Segment Start: Data records

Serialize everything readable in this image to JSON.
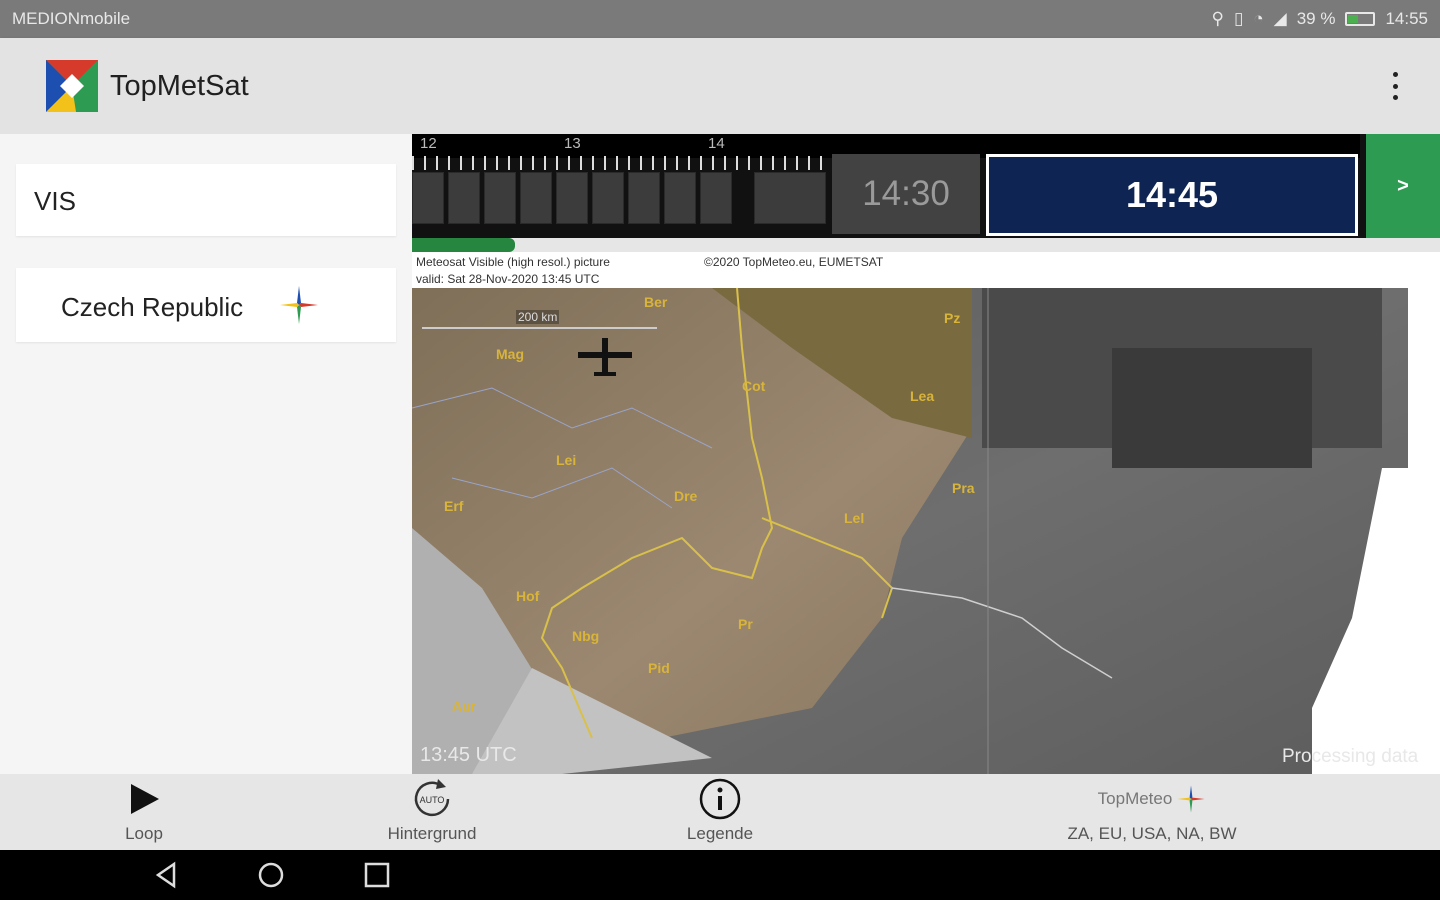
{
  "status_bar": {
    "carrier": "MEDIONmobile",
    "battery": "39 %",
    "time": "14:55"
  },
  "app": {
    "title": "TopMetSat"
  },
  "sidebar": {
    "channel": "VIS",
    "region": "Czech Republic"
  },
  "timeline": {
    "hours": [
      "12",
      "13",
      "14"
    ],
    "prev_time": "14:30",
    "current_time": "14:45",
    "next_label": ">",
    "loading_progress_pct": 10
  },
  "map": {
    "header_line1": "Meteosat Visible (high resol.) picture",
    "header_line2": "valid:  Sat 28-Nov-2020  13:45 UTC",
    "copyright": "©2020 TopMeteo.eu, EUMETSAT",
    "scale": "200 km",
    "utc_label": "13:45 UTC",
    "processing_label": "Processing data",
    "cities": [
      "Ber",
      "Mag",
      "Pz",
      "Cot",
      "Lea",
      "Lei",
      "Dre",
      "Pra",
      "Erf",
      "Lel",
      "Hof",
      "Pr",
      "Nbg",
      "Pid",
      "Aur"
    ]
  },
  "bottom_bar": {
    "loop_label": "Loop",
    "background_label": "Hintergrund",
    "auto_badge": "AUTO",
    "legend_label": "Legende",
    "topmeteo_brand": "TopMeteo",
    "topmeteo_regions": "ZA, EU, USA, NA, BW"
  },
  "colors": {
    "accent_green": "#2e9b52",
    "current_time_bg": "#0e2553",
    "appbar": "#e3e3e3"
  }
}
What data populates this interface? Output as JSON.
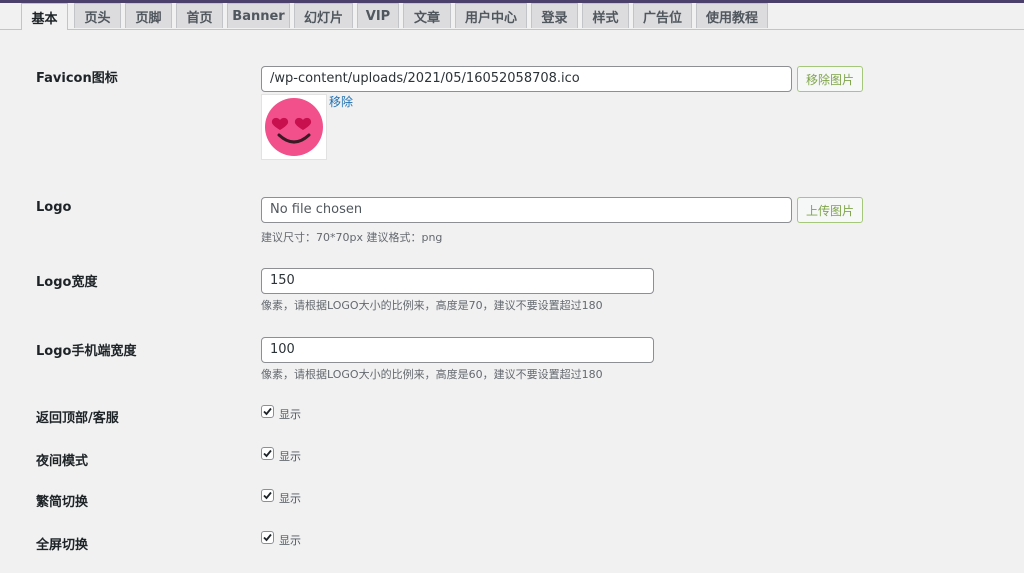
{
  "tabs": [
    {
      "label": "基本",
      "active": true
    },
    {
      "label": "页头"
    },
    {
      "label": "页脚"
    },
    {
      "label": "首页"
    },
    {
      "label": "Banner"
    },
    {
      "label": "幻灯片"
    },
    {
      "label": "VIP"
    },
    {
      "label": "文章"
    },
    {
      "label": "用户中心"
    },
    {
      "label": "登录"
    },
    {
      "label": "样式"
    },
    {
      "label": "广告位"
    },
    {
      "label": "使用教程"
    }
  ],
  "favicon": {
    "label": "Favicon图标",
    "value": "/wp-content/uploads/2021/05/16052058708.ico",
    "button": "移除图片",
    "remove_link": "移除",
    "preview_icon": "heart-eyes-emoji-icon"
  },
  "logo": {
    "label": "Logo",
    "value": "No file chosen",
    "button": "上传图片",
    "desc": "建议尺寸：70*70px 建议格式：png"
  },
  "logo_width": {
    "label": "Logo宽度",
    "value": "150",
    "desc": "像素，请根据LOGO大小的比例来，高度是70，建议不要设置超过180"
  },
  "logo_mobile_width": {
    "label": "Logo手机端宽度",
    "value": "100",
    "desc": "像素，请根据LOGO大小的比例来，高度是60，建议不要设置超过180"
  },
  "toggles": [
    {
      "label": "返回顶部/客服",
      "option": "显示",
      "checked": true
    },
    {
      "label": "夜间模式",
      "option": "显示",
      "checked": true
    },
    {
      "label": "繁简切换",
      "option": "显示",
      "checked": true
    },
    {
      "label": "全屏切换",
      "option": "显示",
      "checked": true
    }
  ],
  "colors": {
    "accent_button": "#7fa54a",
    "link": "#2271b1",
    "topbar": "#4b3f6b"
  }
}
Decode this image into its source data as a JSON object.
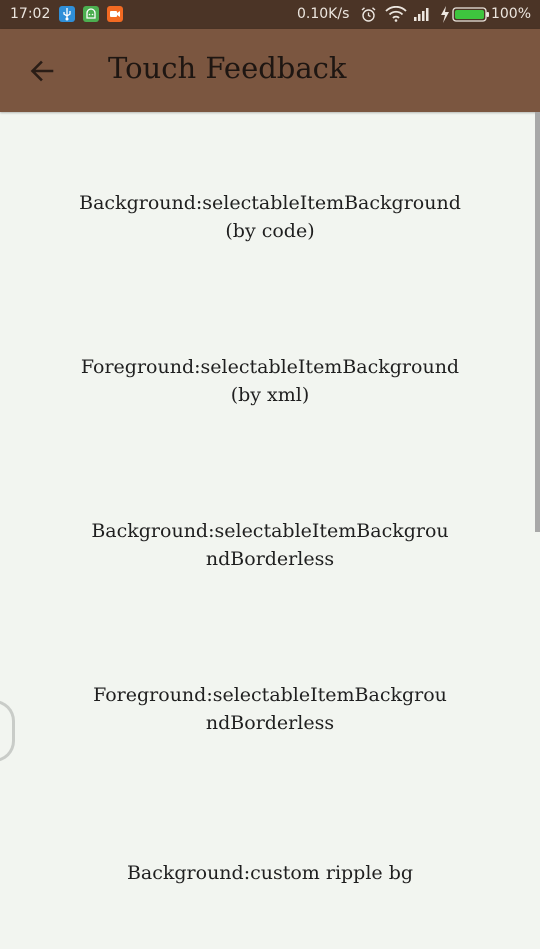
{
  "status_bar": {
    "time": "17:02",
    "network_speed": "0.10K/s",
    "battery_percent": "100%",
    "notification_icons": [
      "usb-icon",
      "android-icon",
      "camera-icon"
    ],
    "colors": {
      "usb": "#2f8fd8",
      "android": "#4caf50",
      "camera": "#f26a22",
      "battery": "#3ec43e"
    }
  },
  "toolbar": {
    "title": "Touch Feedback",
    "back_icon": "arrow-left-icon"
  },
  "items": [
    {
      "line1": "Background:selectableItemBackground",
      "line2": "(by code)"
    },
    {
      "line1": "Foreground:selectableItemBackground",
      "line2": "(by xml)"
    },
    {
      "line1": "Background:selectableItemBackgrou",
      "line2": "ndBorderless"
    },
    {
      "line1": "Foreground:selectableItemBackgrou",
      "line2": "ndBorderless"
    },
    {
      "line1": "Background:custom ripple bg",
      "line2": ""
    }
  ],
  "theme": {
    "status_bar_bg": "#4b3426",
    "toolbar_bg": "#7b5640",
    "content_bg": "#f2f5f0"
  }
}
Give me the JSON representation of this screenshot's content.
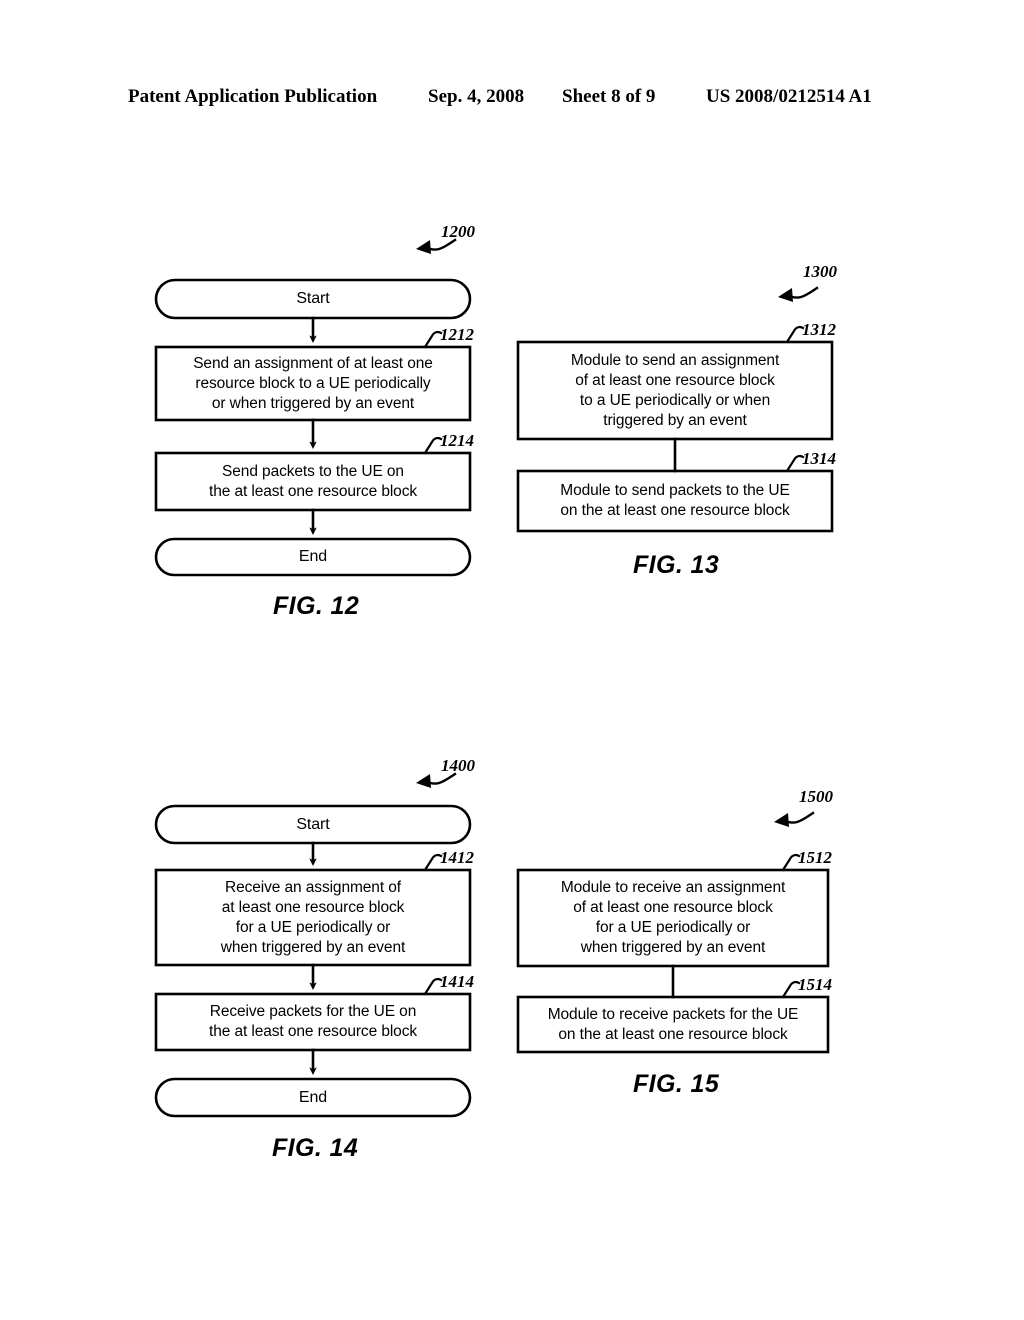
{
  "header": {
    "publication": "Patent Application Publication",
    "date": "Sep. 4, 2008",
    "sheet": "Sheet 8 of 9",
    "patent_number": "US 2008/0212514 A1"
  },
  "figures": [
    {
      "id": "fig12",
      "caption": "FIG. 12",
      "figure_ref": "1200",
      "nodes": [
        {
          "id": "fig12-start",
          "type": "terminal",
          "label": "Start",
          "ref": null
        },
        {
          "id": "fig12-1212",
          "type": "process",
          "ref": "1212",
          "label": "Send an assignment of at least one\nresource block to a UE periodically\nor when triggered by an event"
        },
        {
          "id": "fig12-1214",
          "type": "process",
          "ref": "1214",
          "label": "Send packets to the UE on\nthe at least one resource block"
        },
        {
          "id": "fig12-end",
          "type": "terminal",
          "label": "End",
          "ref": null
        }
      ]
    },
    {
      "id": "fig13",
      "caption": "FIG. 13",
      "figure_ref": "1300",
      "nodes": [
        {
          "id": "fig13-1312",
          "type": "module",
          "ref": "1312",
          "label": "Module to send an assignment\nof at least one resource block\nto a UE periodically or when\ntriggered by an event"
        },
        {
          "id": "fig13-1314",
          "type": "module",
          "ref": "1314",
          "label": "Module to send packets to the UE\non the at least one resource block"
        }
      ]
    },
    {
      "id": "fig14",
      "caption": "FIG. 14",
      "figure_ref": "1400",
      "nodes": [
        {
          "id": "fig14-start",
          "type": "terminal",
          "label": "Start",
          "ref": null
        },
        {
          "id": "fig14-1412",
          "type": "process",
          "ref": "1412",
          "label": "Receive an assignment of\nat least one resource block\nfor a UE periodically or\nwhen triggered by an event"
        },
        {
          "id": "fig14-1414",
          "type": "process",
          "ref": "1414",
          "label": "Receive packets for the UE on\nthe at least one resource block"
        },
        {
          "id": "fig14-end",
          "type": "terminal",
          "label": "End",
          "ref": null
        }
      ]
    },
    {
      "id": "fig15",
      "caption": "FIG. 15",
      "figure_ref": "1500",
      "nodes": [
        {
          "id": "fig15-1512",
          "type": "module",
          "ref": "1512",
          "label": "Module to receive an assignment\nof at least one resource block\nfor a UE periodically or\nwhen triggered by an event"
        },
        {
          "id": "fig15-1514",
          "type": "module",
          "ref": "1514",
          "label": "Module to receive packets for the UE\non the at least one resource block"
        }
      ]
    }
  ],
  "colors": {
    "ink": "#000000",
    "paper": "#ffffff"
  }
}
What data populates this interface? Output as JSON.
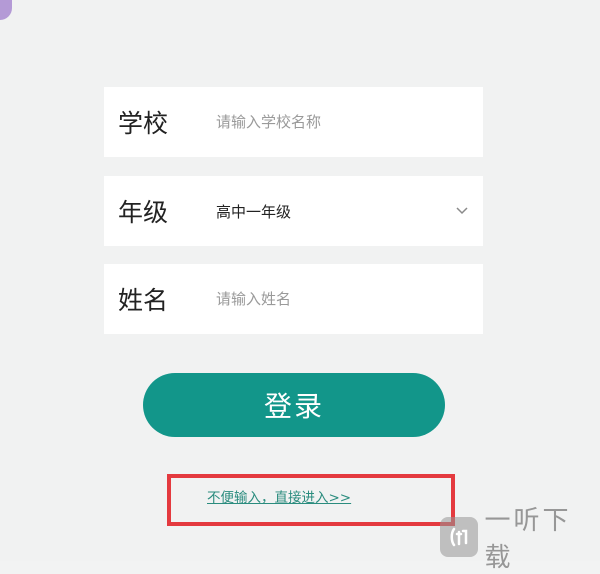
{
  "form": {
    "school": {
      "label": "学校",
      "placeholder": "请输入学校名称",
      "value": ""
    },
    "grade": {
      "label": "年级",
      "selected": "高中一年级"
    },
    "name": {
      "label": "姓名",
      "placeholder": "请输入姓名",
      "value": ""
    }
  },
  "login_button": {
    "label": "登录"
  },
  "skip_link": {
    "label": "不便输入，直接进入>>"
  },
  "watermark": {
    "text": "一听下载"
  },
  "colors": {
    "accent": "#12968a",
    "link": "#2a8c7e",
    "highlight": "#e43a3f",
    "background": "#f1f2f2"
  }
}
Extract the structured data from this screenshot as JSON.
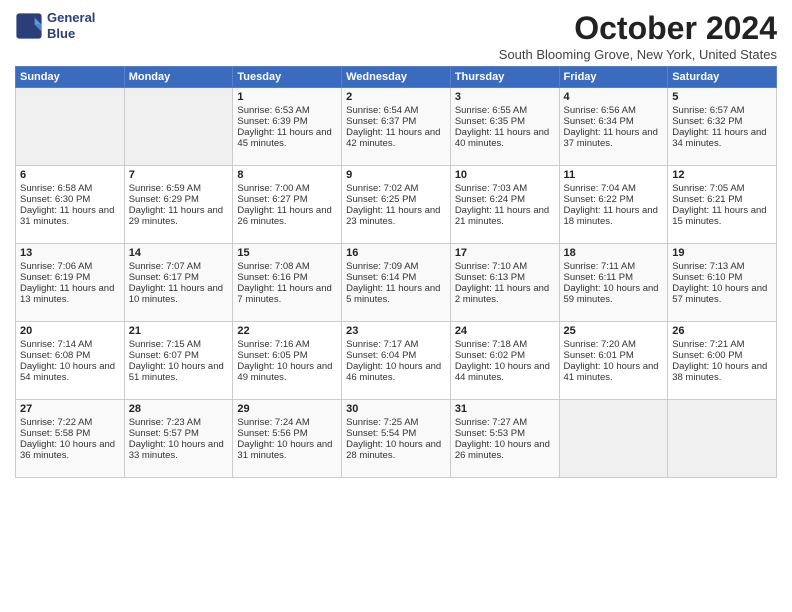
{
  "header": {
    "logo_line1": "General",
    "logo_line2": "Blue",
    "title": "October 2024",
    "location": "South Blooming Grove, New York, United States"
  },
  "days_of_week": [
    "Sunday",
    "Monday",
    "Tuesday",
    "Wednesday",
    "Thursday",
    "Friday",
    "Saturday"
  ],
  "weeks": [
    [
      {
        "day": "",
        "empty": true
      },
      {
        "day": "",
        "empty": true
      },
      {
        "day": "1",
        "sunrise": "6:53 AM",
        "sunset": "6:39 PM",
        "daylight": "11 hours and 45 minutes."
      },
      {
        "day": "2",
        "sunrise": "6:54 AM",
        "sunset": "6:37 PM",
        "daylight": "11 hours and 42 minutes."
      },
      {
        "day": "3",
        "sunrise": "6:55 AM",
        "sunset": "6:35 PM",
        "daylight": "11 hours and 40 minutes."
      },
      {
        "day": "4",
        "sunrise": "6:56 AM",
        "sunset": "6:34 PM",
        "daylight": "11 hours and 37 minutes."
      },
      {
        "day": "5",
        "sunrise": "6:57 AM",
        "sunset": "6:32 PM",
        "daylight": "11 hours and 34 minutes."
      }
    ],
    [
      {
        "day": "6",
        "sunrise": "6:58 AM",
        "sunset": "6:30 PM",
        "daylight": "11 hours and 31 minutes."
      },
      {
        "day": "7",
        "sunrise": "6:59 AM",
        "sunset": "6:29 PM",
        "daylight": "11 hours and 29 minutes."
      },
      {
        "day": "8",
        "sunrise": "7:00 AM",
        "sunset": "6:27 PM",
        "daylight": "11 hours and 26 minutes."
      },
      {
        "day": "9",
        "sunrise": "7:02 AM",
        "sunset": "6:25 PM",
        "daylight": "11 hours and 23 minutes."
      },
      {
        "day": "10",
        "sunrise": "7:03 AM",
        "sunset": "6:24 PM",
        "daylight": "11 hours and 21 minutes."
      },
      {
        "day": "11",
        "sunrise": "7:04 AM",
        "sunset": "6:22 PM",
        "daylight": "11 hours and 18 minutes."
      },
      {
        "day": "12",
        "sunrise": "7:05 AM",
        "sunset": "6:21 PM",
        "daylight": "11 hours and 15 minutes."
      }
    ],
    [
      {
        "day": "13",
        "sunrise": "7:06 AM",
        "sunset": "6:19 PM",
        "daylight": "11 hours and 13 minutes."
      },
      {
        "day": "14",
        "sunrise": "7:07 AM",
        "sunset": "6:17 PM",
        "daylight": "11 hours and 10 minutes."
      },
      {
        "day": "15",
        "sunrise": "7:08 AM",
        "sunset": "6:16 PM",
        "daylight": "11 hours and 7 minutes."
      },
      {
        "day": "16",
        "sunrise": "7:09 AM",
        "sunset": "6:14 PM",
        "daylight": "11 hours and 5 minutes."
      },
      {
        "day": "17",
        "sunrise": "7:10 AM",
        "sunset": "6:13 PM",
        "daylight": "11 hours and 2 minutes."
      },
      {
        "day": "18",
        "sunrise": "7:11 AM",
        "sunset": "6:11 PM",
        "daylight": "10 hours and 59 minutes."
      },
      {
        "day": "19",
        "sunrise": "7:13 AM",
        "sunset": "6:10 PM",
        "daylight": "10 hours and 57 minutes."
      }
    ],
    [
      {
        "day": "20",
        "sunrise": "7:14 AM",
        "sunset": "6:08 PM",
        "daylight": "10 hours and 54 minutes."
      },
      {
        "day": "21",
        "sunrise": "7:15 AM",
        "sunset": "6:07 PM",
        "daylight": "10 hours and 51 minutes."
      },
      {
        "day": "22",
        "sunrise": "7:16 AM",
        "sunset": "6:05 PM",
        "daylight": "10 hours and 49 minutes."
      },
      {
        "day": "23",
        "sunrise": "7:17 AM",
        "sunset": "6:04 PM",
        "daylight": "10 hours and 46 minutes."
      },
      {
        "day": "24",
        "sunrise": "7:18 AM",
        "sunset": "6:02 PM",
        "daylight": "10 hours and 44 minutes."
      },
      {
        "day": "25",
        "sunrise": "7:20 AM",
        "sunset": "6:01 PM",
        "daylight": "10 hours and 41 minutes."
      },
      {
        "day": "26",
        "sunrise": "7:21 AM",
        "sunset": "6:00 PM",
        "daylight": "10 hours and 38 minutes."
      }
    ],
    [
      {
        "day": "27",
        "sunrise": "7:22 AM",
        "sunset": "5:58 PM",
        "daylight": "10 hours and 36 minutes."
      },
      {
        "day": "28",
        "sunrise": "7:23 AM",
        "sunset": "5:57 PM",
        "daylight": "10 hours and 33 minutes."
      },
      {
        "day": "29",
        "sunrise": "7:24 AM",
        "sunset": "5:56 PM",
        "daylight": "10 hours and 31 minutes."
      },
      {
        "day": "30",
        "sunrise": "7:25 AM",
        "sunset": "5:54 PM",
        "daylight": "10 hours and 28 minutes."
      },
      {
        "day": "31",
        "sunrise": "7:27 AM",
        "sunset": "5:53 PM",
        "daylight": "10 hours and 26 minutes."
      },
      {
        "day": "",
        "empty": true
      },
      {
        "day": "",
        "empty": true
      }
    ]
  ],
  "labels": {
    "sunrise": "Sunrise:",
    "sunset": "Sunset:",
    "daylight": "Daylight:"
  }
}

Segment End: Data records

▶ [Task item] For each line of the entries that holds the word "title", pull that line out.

▶ [Problem solution]
    "title": "TopMetSat"
    "title": "Touch Feedback",
    "title": "October 2024",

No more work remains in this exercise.